A question: ‘We are in the beginning stages of building our log home and seriously thinking of using Staggered Shake Shingle Vinyl Siding on the second story. Our reasoning for doing so was the maintenance of the home. Have you heard or have you seen any log homes which have done the same?’
Joe — our guest reporter — shares with us a few more practical tips for buying or building a log home. In this installment, he offers some recommendations to help you decide between one log home company and another.
We are very fortunate to have found them all: a log provider, a builder, and a general contractor that we are completely comfortable with. Here’s why we chose Honest Abe Log Homes and why we stuck with them through lots of changes, ups & downs.
Here’s why we chose John Roach to be the general contractor to build our new log home in Williamson County Tennessee. Plus, some tips for what to look for in a GC, and some recommendations for general contractors in Middle Tennessee.

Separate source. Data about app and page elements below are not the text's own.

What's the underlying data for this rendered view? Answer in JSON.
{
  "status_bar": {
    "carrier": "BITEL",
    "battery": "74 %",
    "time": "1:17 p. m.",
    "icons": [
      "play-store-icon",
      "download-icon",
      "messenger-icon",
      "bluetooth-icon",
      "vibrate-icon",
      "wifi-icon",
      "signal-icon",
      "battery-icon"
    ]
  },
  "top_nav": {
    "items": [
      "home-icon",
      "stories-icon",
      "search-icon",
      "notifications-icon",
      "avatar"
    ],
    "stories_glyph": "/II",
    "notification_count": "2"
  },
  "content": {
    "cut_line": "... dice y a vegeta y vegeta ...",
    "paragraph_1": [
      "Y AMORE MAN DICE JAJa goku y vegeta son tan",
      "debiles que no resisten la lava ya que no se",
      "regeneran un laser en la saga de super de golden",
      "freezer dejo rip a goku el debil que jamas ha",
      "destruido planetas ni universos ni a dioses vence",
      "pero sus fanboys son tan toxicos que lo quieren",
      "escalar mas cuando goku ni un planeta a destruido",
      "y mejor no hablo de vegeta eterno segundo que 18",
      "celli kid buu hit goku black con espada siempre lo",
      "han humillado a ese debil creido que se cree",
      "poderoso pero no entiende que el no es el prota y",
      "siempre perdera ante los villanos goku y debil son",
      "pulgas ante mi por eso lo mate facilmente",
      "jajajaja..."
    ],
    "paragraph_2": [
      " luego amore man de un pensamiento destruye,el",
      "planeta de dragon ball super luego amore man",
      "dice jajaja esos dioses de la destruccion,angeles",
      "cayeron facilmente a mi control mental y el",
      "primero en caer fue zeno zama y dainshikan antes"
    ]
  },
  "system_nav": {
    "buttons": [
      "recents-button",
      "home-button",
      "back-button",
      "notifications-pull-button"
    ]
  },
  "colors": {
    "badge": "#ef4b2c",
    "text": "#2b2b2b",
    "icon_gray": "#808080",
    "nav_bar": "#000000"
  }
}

I met with reps at Undercover Systems… again. We’ve been considering their underdecking for awhile now. And I have to say, I really like this company. They’re no-pressure, honest & upfront. Here are the details of what it would take — and what it would cost — to install underdecking on our new log home…
If you’re building a home on a private piece of property, chances are you’ll have to put in a ditch and a culvert. Here’s how it went for us… including photos of the culvert, ditch, and driveway.
I learned a few things about the differences between attached garages vs detached garages vs basement garages. Here’s what I found…
Without a doubt, our log home will be more like a bungalow with some interesting angles, curves & unique hardware, rather than purely straight lines and squares. But it wasn’t until we started fine-tuning the details like a big wooden speakeasy door with a dentil shelf — Arts & Crafts; prairie style windows — Craftsman; tapered columns and wide steps on the porches — bungalow that we even realized we were gravitating toward the Craftsman style of home architecture and decor which encompasses all of these things, and more.
Little known facts about wells and water usage. Here’s everything we’ve learned about digging a well, including proposed costs to dig a well in Williamson County, Tennessee.
Here are some easy ways to spot a Craftsman style home… What to look for and what to include if you wish to build a Craftsman style home or an Arts & Crafts style log home.